#### Given records:
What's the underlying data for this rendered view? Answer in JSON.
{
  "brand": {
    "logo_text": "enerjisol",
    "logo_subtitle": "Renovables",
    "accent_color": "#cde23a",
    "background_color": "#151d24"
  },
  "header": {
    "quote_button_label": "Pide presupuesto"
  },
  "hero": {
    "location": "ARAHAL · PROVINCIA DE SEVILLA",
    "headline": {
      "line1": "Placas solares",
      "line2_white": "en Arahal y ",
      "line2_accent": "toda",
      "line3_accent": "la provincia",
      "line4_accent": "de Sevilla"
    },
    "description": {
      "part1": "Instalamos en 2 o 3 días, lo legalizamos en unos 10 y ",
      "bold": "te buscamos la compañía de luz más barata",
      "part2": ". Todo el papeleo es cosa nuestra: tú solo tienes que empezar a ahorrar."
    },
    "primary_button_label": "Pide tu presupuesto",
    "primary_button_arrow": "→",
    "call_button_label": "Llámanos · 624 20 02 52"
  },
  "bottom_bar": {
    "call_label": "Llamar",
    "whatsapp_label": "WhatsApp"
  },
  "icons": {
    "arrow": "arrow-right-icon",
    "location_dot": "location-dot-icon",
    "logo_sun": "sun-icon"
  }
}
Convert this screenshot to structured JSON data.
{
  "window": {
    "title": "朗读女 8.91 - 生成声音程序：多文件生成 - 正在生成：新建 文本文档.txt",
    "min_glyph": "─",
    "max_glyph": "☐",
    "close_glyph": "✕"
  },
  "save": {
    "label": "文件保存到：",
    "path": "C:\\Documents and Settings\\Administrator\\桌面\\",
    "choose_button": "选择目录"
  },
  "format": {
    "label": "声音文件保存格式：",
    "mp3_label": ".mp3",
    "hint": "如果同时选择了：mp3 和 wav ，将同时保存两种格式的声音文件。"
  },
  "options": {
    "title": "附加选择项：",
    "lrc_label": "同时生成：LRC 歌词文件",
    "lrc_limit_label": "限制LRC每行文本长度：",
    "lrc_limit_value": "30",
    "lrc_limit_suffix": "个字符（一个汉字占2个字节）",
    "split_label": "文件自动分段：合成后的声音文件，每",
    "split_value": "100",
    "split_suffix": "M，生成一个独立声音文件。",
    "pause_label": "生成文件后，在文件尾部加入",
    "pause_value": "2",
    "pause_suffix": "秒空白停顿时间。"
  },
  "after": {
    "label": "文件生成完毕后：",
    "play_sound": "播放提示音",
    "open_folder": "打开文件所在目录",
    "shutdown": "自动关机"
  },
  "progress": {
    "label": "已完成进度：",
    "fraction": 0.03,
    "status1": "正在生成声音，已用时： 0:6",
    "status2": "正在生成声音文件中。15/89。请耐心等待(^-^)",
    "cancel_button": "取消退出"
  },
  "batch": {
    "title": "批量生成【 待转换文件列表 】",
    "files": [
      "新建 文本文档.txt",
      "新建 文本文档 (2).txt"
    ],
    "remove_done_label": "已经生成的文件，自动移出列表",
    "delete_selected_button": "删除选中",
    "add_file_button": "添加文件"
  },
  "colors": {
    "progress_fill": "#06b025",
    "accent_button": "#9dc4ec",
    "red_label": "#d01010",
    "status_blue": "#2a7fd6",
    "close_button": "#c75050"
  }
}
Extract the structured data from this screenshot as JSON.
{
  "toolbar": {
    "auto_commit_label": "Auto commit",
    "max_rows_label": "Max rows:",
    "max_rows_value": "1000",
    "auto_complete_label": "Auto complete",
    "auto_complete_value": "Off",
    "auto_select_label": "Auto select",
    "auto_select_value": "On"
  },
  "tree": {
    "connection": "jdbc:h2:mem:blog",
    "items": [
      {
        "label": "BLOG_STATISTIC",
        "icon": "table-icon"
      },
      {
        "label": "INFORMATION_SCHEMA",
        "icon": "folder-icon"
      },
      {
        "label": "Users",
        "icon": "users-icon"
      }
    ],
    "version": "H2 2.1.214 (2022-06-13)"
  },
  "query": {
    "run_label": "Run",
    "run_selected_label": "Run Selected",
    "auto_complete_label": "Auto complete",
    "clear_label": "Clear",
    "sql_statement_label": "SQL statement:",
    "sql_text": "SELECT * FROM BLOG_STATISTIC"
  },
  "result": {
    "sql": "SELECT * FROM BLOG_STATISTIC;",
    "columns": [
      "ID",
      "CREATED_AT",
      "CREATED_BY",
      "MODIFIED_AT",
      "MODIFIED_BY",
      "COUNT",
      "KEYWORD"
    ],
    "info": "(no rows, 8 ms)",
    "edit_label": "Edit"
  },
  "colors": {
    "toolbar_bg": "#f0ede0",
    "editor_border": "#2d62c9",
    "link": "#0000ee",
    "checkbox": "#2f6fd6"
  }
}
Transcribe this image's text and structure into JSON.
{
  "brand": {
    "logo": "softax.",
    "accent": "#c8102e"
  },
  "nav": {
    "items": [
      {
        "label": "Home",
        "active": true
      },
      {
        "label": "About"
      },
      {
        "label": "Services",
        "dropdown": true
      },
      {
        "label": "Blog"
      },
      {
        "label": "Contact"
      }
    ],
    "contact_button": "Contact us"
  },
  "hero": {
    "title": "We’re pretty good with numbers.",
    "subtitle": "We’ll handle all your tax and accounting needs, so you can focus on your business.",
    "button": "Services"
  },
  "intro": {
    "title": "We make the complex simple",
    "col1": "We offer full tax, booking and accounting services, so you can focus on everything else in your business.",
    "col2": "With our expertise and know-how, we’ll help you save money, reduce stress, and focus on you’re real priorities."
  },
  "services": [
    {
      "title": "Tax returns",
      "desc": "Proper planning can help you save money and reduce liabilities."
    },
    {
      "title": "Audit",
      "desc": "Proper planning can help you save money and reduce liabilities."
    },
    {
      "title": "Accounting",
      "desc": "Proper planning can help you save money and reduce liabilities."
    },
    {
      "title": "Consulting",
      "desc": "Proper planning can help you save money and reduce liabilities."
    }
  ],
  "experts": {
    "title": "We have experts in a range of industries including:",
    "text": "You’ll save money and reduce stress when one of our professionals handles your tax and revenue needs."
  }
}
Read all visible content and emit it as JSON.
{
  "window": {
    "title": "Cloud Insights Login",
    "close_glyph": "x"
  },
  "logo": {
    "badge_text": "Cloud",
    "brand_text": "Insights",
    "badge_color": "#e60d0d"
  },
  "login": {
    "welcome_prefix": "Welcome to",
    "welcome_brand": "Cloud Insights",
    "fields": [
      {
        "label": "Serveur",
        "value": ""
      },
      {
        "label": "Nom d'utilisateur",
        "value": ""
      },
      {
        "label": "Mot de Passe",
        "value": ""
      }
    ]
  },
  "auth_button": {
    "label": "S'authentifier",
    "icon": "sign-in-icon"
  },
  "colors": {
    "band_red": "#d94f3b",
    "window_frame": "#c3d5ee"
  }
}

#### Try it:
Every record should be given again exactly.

#### Output of the exercise:
What's the underlying data for this rendered view? Answer in JSON.
{
  "brand": {
    "logo_text": "enerjisol",
    "logo_subtitle": "Renovables",
    "accent_color": "#cde23a",
    "background_color": "#151d24"
  },
  "header": {
    "quote_button_label": "Pide presupuesto"
  },
  "hero": {
    "location": "ARAHAL · PROVINCIA DE SEVILLA",
    "headline": {
      "line1": "Placas solares",
      "line2_white": "en Arahal y ",
      "line2_accent": "toda",
      "line3_accent": "la provincia",
      "line4_accent": "de Sevilla"
    },
    "description": {
      "part1": "Instalamos en 2 o 3 días, lo legalizamos en unos 10 y ",
      "bold": "te buscamos la compañía de luz más barata",
      "part2": ". Todo el papeleo es cosa nuestra: tú solo tienes que empezar a ahorrar."
    },
    "primary_button_label": "Pide tu presupuesto",
    "primary_button_arrow": "→",
    "call_button_label": "Llámanos · 624 20 02 52"
  },
  "bottom_bar": {
    "call_label": "Llamar",
    "whatsapp_label": "WhatsApp"
  },
  "icons": {
    "arrow": "arrow-right-icon",
    "location_dot": "location-dot-icon",
    "logo_sun": "sun-icon"
  }
}
Convert this screenshot to structured JSON data.
{
  "window": {
    "title": "朗读女 8.91 - 生成声音程序：多文件生成 - 正在生成：新建 文本文档.txt",
    "min_glyph": "─",
    "max_glyph": "☐",
    "close_glyph": "✕"
  },
  "save": {
    "label": "文件保存到：",
    "path": "C:\\Documents and Settings\\Administrator\\桌面\\",
    "choose_button": "选择目录"
  },
  "format": {
    "label": "声音文件保存格式：",
    "mp3_label": ".mp3",
    "hint": "如果同时选择了：mp3 和 wav ，将同时保存两种格式的声音文件。"
  },
  "options": {
    "title": "附加选择项：",
    "lrc_label": "同时生成：LRC 歌词文件",
    "lrc_limit_label": "限制LRC每行文本长度：",
    "lrc_limit_value": "30",
    "lrc_limit_suffix": "个字符（一个汉字占2个字节）",
    "split_label": "文件自动分段：合成后的声音文件，每",
    "split_value": "100",
    "split_suffix": "M，生成一个独立声音文件。",
    "pause_label": "生成文件后，在文件尾部加入",
    "pause_value": "2",
    "pause_suffix": "秒空白停顿时间。"
  },
  "after": {
    "label": "文件生成完毕后：",
    "play_sound": "播放提示音",
    "open_folder": "打开文件所在目录",
    "shutdown": "自动关机"
  },
  "progress": {
    "label": "已完成进度：",
    "fraction": 0.03,
    "status1": "正在生成声音，已用时： 0:6",
    "status2": "正在生成声音文件中。15/89。请耐心等待(^-^)",
    "cancel_button": "取消退出"
  },
  "batch": {
    "title": "批量生成【 待转换文件列表 】",
    "files": [
      "新建 文本文档.txt",
      "新建 文本文档 (2).txt"
    ],
    "remove_done_label": "已经生成的文件，自动移出列表",
    "delete_selected_button": "删除选中",
    "add_file_button": "添加文件"
  },
  "colors": {
    "progress_fill": "#06b025",
    "accent_button": "#9dc4ec",
    "red_label": "#d01010",
    "status_blue": "#2a7fd6",
    "close_button": "#c75050"
  }
}
Extract the structured data from this screenshot as JSON.
{
  "toolbar": {
    "auto_commit_label": "Auto commit",
    "max_rows_label": "Max rows:",
    "max_rows_value": "1000",
    "auto_complete_label": "Auto complete",
    "auto_complete_value": "Off",
    "auto_select_label": "Auto select",
    "auto_select_value": "On"
  },
  "tree": {
    "connection": "jdbc:h2:mem:blog",
    "items": [
      {
        "label": "BLOG_STATISTIC",
        "icon": "table-icon"
      },
      {
        "label": "INFORMATION_SCHEMA",
        "icon": "folder-icon"
      },
      {
        "label": "Users",
        "icon": "users-icon"
      }
    ],
    "version": "H2 2.1.214 (2022-06-13)"
  },
  "query": {
    "run_label": "Run",
    "run_selected_label": "Run Selected",
    "auto_complete_label": "Auto complete",
    "clear_label": "Clear",
    "sql_statement_label": "SQL statement:",
    "sql_text": "SELECT * FROM BLOG_STATISTIC"
  },
  "result": {
    "sql": "SELECT * FROM BLOG_STATISTIC;",
    "columns": [
      "ID",
      "CREATED_AT",
      "CREATED_BY",
      "MODIFIED_AT",
      "MODIFIED_BY",
      "COUNT",
      "KEYWORD"
    ],
    "info": "(no rows, 8 ms)",
    "edit_label": "Edit"
  },
  "colors": {
    "toolbar_bg": "#f0ede0",
    "editor_border": "#2d62c9",
    "link": "#0000ee",
    "checkbox": "#2f6fd6"
  }
}
Transcribe this image's text and structure into JSON.
{
  "brand": {
    "logo": "softax.",
    "accent": "#c8102e"
  },
  "nav": {
    "items": [
      {
        "label": "Home",
        "active": true
      },
      {
        "label": "About"
      },
      {
        "label": "Services",
        "dropdown": true
      },
      {
        "label": "Blog"
      },
      {
        "label": "Contact"
      }
    ],
    "contact_button": "Contact us"
  },
  "hero": {
    "title": "We’re pretty good with numbers.",
    "subtitle": "We’ll handle all your tax and accounting needs, so you can focus on your business.",
    "button": "Services"
  },
  "intro": {
    "title": "We make the complex simple",
    "col1": "We offer full tax, booking and accounting services, so you can focus on everything else in your business.",
    "col2": "With our expertise and know-how, we’ll help you save money, reduce stress, and focus on you’re real priorities."
  },
  "services": [
    {
      "title": "Tax returns",
      "desc": "Proper planning can help you save money and reduce liabilities."
    },
    {
      "title": "Audit",
      "desc": "Proper planning can help you save money and reduce liabilities."
    },
    {
      "title": "Accounting",
      "desc": "Proper planning can help you save money and reduce liabilities."
    },
    {
      "title": "Consulting",
      "desc": "Proper planning can help you save money and reduce liabilities."
    }
  ],
  "experts": {
    "title": "We have experts in a range of industries including:",
    "text": "You’ll save money and reduce stress when one of our professionals handles your tax and revenue needs."
  }
}
Read all visible content and emit it as JSON.
{
  "window": {
    "title": "Cloud Insights Login",
    "close_glyph": "x"
  },
  "logo": {
    "badge_text": "Cloud",
    "brand_text": "Insights",
    "badge_color": "#e60d0d"
  },
  "login": {
    "welcome_prefix": "Welcome to",
    "welcome_brand": "Cloud Insights",
    "fields": [
      {
        "label": "Serveur",
        "value": ""
      },
      {
        "label": "Nom d'utilisateur",
        "value": ""
      },
      {
        "label": "Mot de Passe",
        "value": ""
      }
    ]
  },
  "auth_button": {
    "label": "S'authentifier",
    "icon": "sign-in-icon"
  },
  "colors": {
    "band_red": "#d94f3b",
    "window_frame": "#c3d5ee"
  }
}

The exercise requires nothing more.